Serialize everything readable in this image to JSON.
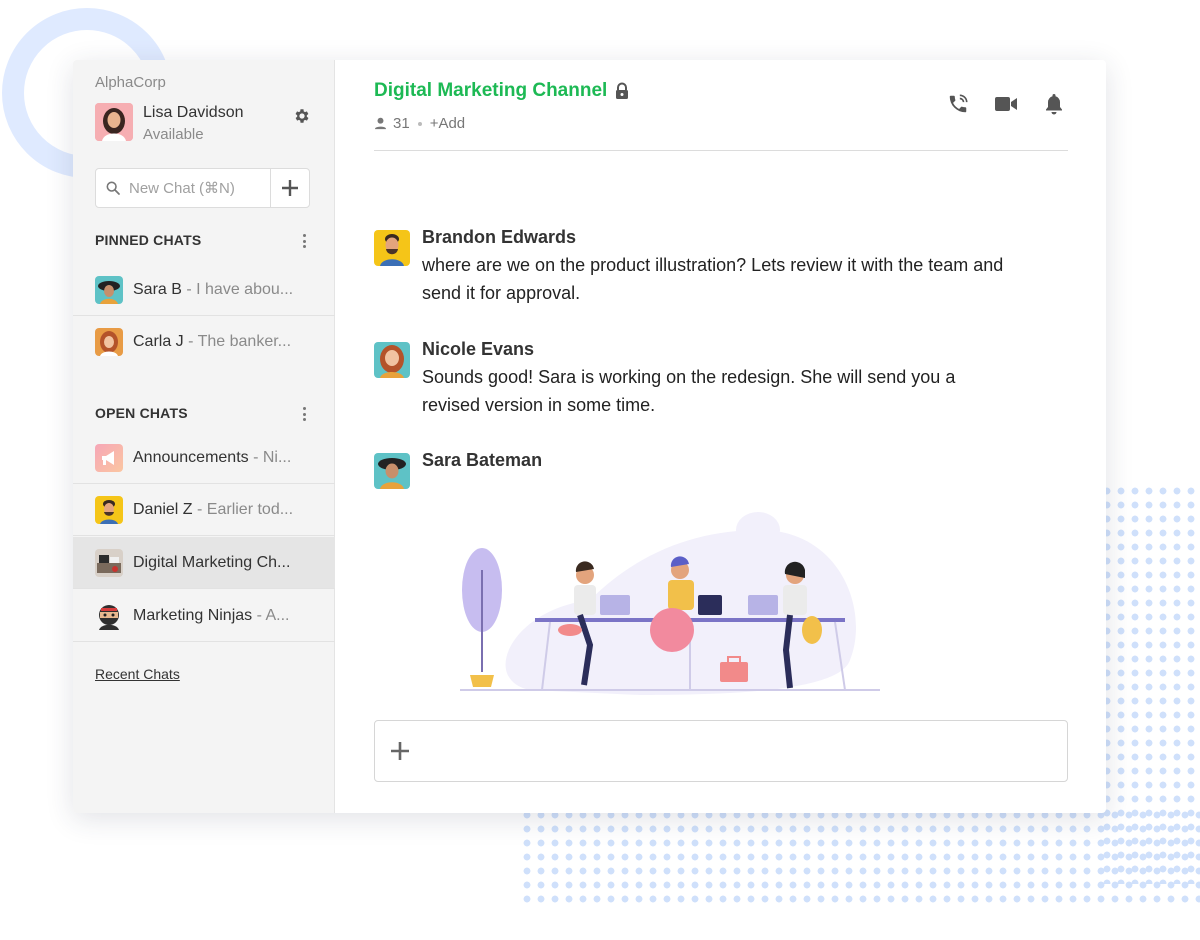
{
  "colors": {
    "accent": "#1db954",
    "sidebar_bg": "#f4f4f4",
    "active_item": "#e5e5e5",
    "deco": "#dfeaff"
  },
  "sidebar": {
    "org_name": "AlphaCorp",
    "user": {
      "name": "Lisa Davidson",
      "status": "Available"
    },
    "search": {
      "placeholder": "New Chat (⌘N)"
    },
    "pinned": {
      "title": "PINNED CHATS",
      "items": [
        {
          "name": "Sara B",
          "preview": " - I have abou..."
        },
        {
          "name": "Carla J",
          "preview": " - The banker..."
        }
      ]
    },
    "open": {
      "title": "OPEN CHATS",
      "items": [
        {
          "name": "Announcements",
          "preview": " - Ni..."
        },
        {
          "name": "Daniel Z",
          "preview": " - Earlier tod..."
        },
        {
          "name": "Digital Marketing Ch...",
          "preview": ""
        },
        {
          "name": "Marketing Ninjas",
          "preview": " - A..."
        }
      ]
    },
    "recent_link": "Recent Chats"
  },
  "channel": {
    "title": "Digital Marketing Channel",
    "member_count": "31",
    "add_label": "+Add",
    "icons": [
      "phone-icon",
      "video-icon",
      "bell-icon"
    ]
  },
  "messages": [
    {
      "author": "Brandon Edwards",
      "text": "where are we on the product illustration? Lets review it with the team and send it for approval."
    },
    {
      "author": "Nicole Evans",
      "text": "Sounds good! Sara is working on the redesign. She will send you a revised version in some time."
    },
    {
      "author": "Sara Bateman",
      "text": ""
    }
  ],
  "composer": {
    "placeholder": ""
  }
}
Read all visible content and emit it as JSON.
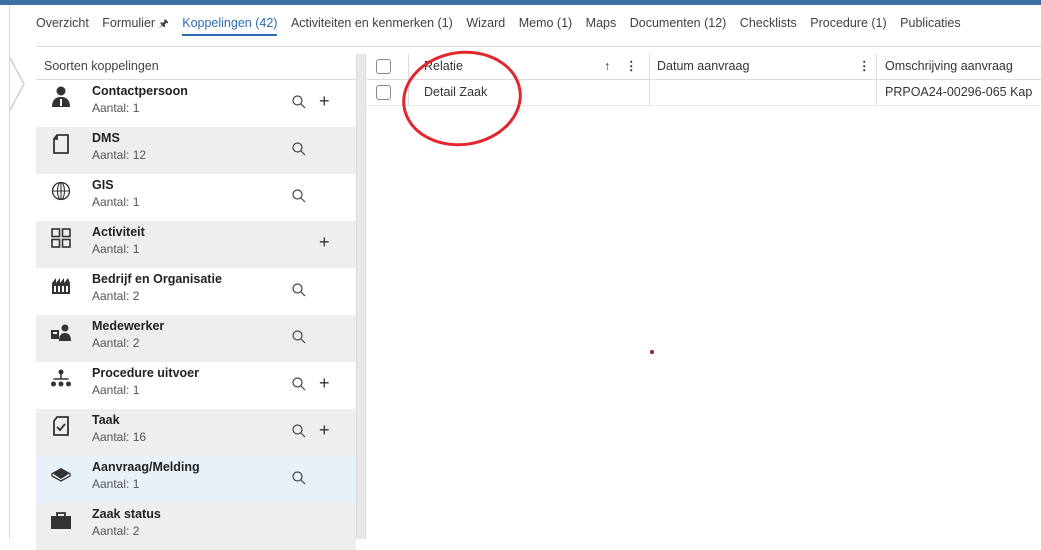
{
  "tabs": [
    {
      "label": "Overzicht",
      "active": false
    },
    {
      "label": "Formulier",
      "active": false
    },
    {
      "label": "Koppelingen (42)",
      "active": true
    },
    {
      "label": "Activiteiten en kenmerken (1)",
      "active": false
    },
    {
      "label": "Wizard",
      "active": false
    },
    {
      "label": "Memo (1)",
      "active": false
    },
    {
      "label": "Maps",
      "active": false
    },
    {
      "label": "Documenten (12)",
      "active": false
    },
    {
      "label": "Checklists",
      "active": false
    },
    {
      "label": "Procedure (1)",
      "active": false
    },
    {
      "label": "Publicaties",
      "active": false
    }
  ],
  "sidebar": {
    "header": "Soorten koppelingen",
    "items": [
      {
        "name": "Contactpersoon",
        "count": "Aantal: 1",
        "icon": "person-icon",
        "search": true,
        "add": true
      },
      {
        "name": "DMS",
        "count": "Aantal: 12",
        "icon": "document-icon",
        "search": true,
        "add": false
      },
      {
        "name": "GIS",
        "count": "Aantal: 1",
        "icon": "globe-icon",
        "search": true,
        "add": false
      },
      {
        "name": "Activiteit",
        "count": "Aantal: 1",
        "icon": "grid-icon",
        "search": false,
        "add": true
      },
      {
        "name": "Bedrijf en Organisatie",
        "count": "Aantal: 2",
        "icon": "factory-icon",
        "search": true,
        "add": false
      },
      {
        "name": "Medewerker",
        "count": "Aantal: 2",
        "icon": "employee-icon",
        "search": true,
        "add": false
      },
      {
        "name": "Procedure uitvoer",
        "count": "Aantal: 1",
        "icon": "hierarchy-icon",
        "search": true,
        "add": true
      },
      {
        "name": "Taak",
        "count": "Aantal: 16",
        "icon": "task-icon",
        "search": true,
        "add": true
      },
      {
        "name": "Aanvraag/Melding",
        "count": "Aantal: 1",
        "icon": "book-icon",
        "search": true,
        "add": false
      },
      {
        "name": "Zaak status",
        "count": "Aantal: 2",
        "icon": "briefcase-icon",
        "search": false,
        "add": false
      }
    ]
  },
  "grid": {
    "columns": [
      "Relatie",
      "Datum aanvraag",
      "Omschrijving aanvraag"
    ],
    "rows": [
      {
        "relatie": "Detail Zaak",
        "datum": "",
        "omschrijving": "PRPOA24-00296-065 Kap"
      }
    ]
  },
  "colors": {
    "accent": "#2b6cb0",
    "topbar": "#3d6fa3",
    "annotation": "#e3262b"
  }
}
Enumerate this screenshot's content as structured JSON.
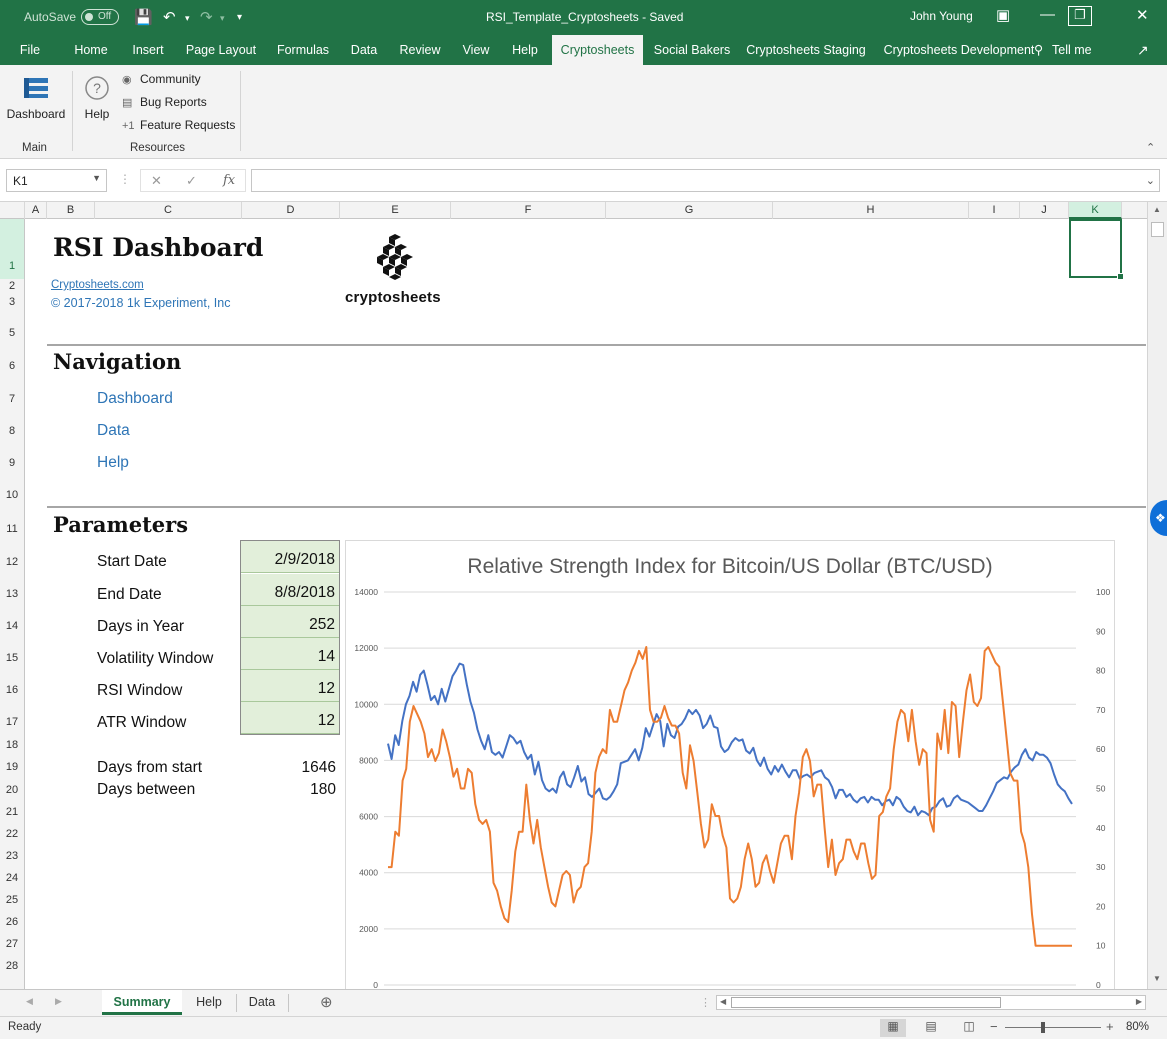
{
  "titlebar": {
    "autosave": "AutoSave",
    "autosave_state": "Off",
    "document_title": "RSI_Template_Cryptosheets  -  Saved",
    "user": "John Young"
  },
  "ribbon_tabs": [
    "File",
    "Home",
    "Insert",
    "Page Layout",
    "Formulas",
    "Data",
    "Review",
    "View",
    "Help",
    "Cryptosheets",
    "Social Bakers",
    "Cryptosheets Staging",
    "Cryptosheets Development"
  ],
  "active_tab": "Cryptosheets",
  "tell_me": "Tell me",
  "ribbon": {
    "dashboard_label": "Dashboard",
    "help_label": "Help",
    "community_label": "Community",
    "bug_reports_label": "Bug Reports",
    "feature_requests_label": "Feature Requests",
    "group_main": "Main",
    "group_resources": "Resources"
  },
  "formula_bar": {
    "name_box": "K1",
    "formula": ""
  },
  "columns": [
    "A",
    "B",
    "C",
    "D",
    "E",
    "F",
    "G",
    "H",
    "I",
    "J",
    "K"
  ],
  "rows": [
    "1",
    "2",
    "3",
    "5",
    "6",
    "7",
    "8",
    "9",
    "10",
    "11",
    "12",
    "13",
    "14",
    "15",
    "16",
    "17",
    "18",
    "19",
    "20",
    "21",
    "22",
    "23",
    "24",
    "25",
    "26",
    "27",
    "28"
  ],
  "sheet": {
    "title": "RSI Dashboard",
    "site_link": "Cryptosheets.com",
    "copyright": "© 2017-2018 1k Experiment, Inc",
    "logo_text": "cryptosheets",
    "navigation_heading": "Navigation",
    "nav_links": [
      "Dashboard",
      "Data",
      "Help"
    ],
    "parameters_heading": "Parameters",
    "parameters": [
      {
        "label": "Start Date",
        "value": "2/9/2018"
      },
      {
        "label": "End Date",
        "value": "8/8/2018"
      },
      {
        "label": "Days in Year",
        "value": "252"
      },
      {
        "label": "Volatility Window",
        "value": "14"
      },
      {
        "label": "RSI Window",
        "value": "12"
      },
      {
        "label": "ATR Window",
        "value": "12"
      }
    ],
    "calculated": [
      {
        "label": "Days from start",
        "value": "1646"
      },
      {
        "label": "Days between",
        "value": "180"
      }
    ]
  },
  "chart_data": {
    "type": "line",
    "title": "Relative Strength Index for Bitcoin/US Dollar (BTC/USD)",
    "xlabel": "",
    "ylabel": "",
    "ylim": [
      0,
      14000
    ],
    "y_ticks": [
      "0",
      "2000",
      "4000",
      "6000",
      "8000",
      "10000",
      "12000",
      "14000"
    ],
    "y2lim": [
      0,
      100
    ],
    "y2_ticks": [
      "0",
      "10",
      "20",
      "30",
      "40",
      "50",
      "60",
      "70",
      "80",
      "90",
      "100"
    ],
    "grid": true,
    "legend": "none",
    "series": [
      {
        "axis": "left",
        "color": "#4472c4",
        "values": [
          8600,
          8050,
          8900,
          8550,
          9400,
          10000,
          10300,
          10800,
          10450,
          11050,
          11200,
          10700,
          10150,
          10300,
          10000,
          10550,
          10100,
          10550,
          11000,
          11200,
          11450,
          11400,
          10700,
          10100,
          9700,
          9100,
          8700,
          8400,
          8900,
          8300,
          8200,
          8300,
          8100,
          8500,
          8900,
          8800,
          8600,
          8700,
          8300,
          8050,
          8200,
          7500,
          7950,
          7300,
          7000,
          6900,
          7000,
          6850,
          7400,
          7600,
          7150,
          7050,
          7400,
          7800,
          7250,
          7400,
          6800,
          6700,
          6850,
          7000,
          6650,
          6600,
          6700,
          6900,
          7150,
          7900,
          7950,
          8000,
          8200,
          8400,
          8000,
          8450,
          9150,
          8850,
          9250,
          9650,
          9400,
          8500,
          9300,
          8900,
          8800,
          9200,
          9300,
          9500,
          9800,
          9650,
          9800,
          9600,
          9150,
          9300,
          9600,
          9200,
          9150,
          8500,
          8300,
          8400,
          8650,
          8800,
          8700,
          8750,
          8350,
          8250,
          8450,
          8000,
          7800,
          8100,
          7700,
          7500,
          7800,
          7600,
          7850,
          7600,
          7400,
          7650,
          7650,
          7350,
          7450,
          7500,
          7400,
          7550,
          7600,
          7650,
          7400,
          7300,
          7050,
          6650,
          6950,
          6950,
          6700,
          6800,
          6600,
          6500,
          6650,
          6700,
          6500,
          6700,
          6600,
          6600,
          6400,
          6550,
          6600,
          6400,
          6700,
          6600,
          6350,
          6200,
          6150,
          6350,
          6050,
          6200,
          6150,
          6050,
          6300,
          6350,
          6550,
          6650,
          6350,
          6400,
          6650,
          6750,
          6600,
          6550,
          6500,
          6400,
          6300,
          6200,
          6200,
          6400,
          6650,
          6900,
          7200,
          7300,
          7400,
          7350,
          7600,
          7750,
          7850,
          8200,
          8400,
          8100,
          8000,
          8300,
          8200,
          8200,
          8100,
          7900,
          7500,
          7150,
          7000,
          6900,
          6650,
          6450
        ]
      },
      {
        "axis": "right",
        "color": "#ed7d31",
        "values": [
          30,
          30,
          39,
          38,
          52,
          55,
          67,
          71,
          69,
          67,
          64,
          58,
          60,
          57,
          59,
          65,
          62,
          58,
          53,
          55,
          50,
          50,
          55,
          54,
          46,
          42,
          41,
          42,
          39,
          26,
          24,
          20,
          17,
          16,
          24,
          34,
          39,
          39,
          51,
          42,
          36,
          42,
          35,
          30,
          25,
          21,
          20,
          24,
          28,
          29,
          28,
          21,
          24,
          25,
          30,
          31,
          39,
          54,
          58,
          60,
          59,
          70,
          67,
          67,
          71,
          75,
          77,
          80,
          82,
          85,
          83,
          86,
          70,
          67,
          67,
          68,
          71,
          68,
          66,
          66,
          64,
          54,
          50,
          61,
          57,
          49,
          41,
          35,
          37,
          46,
          43,
          43,
          38,
          35,
          22,
          21,
          22,
          25,
          32,
          36,
          32,
          25,
          26,
          31,
          33,
          29,
          26,
          31,
          36,
          38,
          38,
          32,
          43,
          49,
          58,
          60,
          57,
          48,
          51,
          51,
          40,
          30,
          37,
          28,
          31,
          32,
          37,
          37,
          34,
          32,
          36,
          36,
          31,
          27,
          28,
          43,
          44,
          48,
          50,
          60,
          67,
          70,
          69,
          62,
          70,
          62,
          56,
          60,
          59,
          42,
          39,
          64,
          60,
          70,
          59,
          72,
          71,
          58,
          67,
          75,
          79,
          72,
          71,
          73,
          85,
          86,
          84,
          82,
          81,
          72,
          63,
          54,
          52,
          52,
          39,
          36,
          30,
          18,
          10,
          10,
          10,
          10,
          10,
          10,
          10,
          10,
          10,
          10,
          10
        ]
      }
    ]
  },
  "sheet_tabs": [
    "Summary",
    "Help",
    "Data"
  ],
  "active_sheet": "Summary",
  "status": {
    "ready": "Ready",
    "zoom": "80%"
  }
}
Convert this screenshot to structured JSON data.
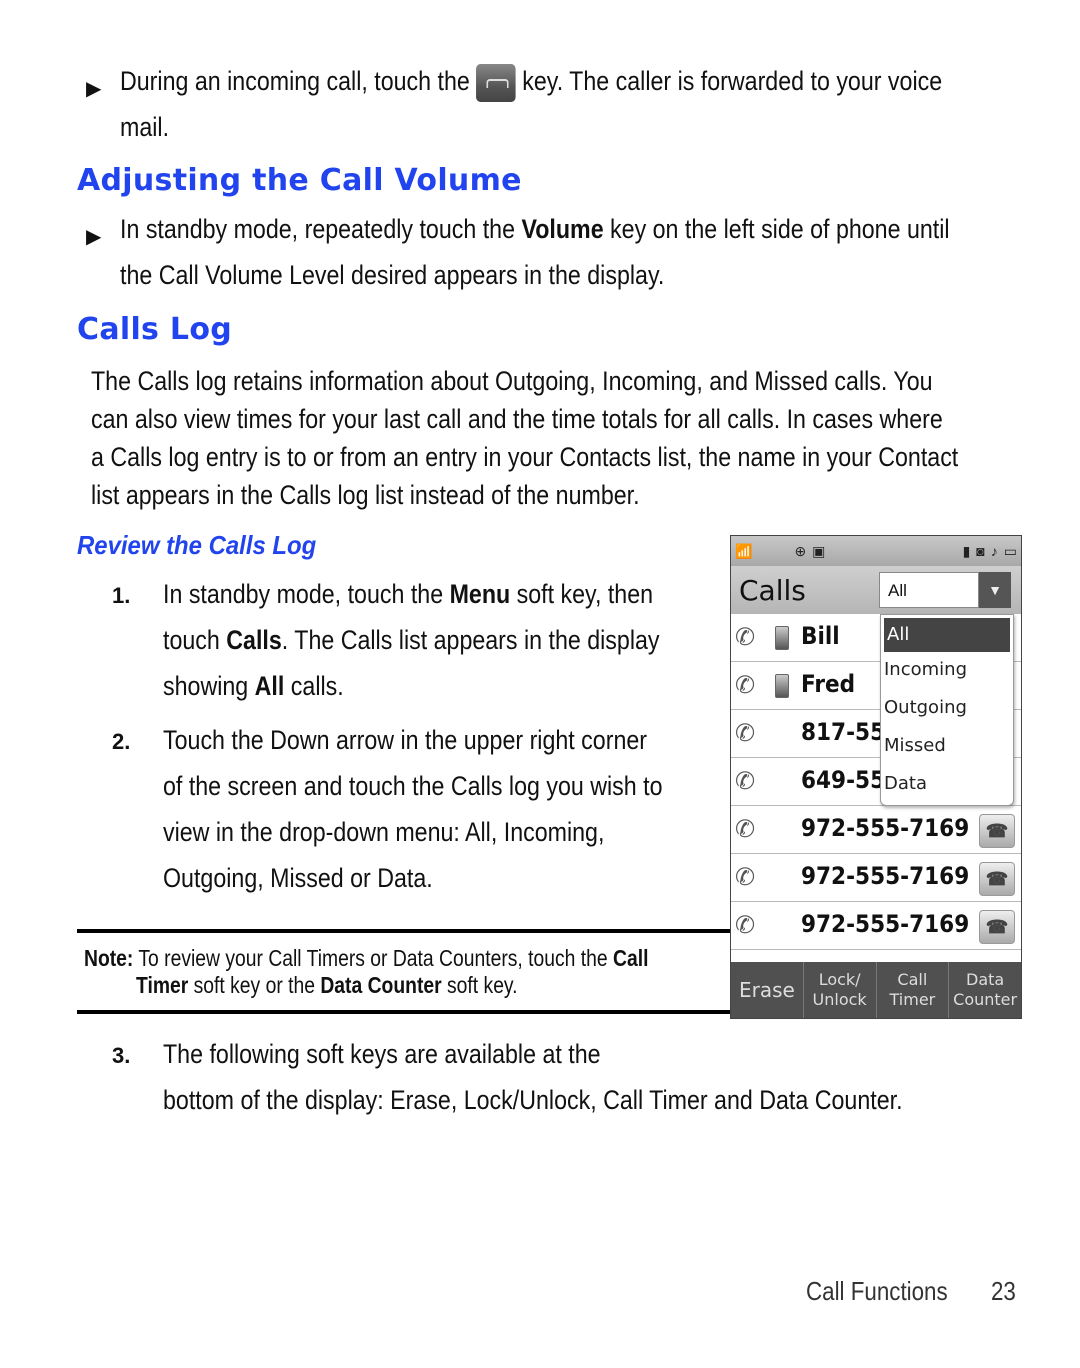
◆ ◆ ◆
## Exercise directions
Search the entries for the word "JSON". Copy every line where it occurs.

## Solution to this problem
Serialize everything readable in this image to JSON.
Read all visible content and emit it as JSON.
Enumerate this screenshot's content as structured JSON.
Convert this screenshot to structured JSON data.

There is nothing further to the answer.